68, Forestville, CA
Short of finding a cure, one of the biggest wins in the fight against AIDS would be the development of a vaccine. Bill has advocated for a vaccine since 1990, through ACT UP New York and ACT UP Golden Gate, and through work with several clinical trial networks of the National Institutes of Health, where he helped establish community advisory boards and served as a community representative on management groups of the trial networks. In 1995, he co-founded AVAC (which provides global advocacy for HIV prevention), and today he’s the director of the Global HIV Vaccine Enterprise. What’s more, Bill is now leading efforts to promote coordination and collaboration among HIV vaccine researchers, developers and funders.
52, Sacramento, Ca
She’s the education, testing and outreach coordinator at First Step Wellness Center, but Acintia’s HIV advocacy extends throughout California (the state legislature recognized her for community involvement) and all the way to Ethiopia (where she helped set up the CDC’s HIV prevention program Sister to Sister). Back home, she’s an ally with Positive Women’s Network–USA, she co-founded the Woman 2 Woman support group for African-American women, she’s the previous chair of the Faith-Based Action Coalition, and she’s a ministry leader at Chosen Few Ministry. Oh, and one other thing: She’s the very proud mother of four college graduates.

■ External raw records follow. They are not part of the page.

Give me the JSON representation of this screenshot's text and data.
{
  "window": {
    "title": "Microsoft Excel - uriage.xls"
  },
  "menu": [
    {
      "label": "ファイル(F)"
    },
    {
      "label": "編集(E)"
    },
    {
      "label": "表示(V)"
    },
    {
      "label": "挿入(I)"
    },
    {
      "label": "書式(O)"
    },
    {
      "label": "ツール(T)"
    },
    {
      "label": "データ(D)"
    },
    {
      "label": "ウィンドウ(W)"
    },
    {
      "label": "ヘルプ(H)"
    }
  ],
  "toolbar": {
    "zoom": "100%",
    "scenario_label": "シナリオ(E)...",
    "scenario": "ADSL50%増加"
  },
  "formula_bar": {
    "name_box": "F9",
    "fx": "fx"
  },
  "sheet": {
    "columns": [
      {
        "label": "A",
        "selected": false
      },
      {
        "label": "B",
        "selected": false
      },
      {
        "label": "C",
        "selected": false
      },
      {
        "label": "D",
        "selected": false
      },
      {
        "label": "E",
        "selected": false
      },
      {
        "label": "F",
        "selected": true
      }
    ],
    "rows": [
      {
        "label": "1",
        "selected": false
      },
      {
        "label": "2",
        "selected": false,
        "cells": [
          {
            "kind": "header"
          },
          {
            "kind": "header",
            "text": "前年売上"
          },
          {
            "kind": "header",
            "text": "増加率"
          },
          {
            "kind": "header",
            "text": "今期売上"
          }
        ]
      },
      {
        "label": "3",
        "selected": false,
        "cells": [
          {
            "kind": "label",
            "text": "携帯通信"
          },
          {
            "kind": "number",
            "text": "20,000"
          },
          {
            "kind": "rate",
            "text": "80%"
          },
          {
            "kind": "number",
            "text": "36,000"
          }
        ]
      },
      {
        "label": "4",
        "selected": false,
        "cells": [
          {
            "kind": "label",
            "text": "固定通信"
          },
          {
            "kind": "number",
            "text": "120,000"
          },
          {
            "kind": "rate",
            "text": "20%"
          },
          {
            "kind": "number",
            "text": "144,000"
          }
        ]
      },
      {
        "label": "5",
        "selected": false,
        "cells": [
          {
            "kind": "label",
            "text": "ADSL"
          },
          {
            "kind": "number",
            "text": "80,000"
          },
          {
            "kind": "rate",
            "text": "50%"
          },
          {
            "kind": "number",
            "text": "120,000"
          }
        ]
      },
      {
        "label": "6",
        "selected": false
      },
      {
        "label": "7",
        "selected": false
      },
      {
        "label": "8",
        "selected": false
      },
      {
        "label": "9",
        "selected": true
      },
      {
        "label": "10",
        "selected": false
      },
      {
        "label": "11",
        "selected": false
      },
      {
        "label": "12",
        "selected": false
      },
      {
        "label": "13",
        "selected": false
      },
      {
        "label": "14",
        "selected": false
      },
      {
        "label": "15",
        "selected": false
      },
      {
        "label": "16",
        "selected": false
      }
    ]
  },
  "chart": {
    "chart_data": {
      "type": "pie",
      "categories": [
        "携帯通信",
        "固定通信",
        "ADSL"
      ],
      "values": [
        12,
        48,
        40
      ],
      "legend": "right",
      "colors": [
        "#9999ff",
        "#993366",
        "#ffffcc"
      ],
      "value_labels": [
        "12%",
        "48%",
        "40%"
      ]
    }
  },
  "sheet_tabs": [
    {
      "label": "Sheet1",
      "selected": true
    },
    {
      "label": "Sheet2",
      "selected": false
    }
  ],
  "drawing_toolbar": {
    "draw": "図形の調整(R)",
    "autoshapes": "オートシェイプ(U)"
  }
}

These are but a few of the powerful people living with HIV and AIDS who continue to make powerful contributions in the fight.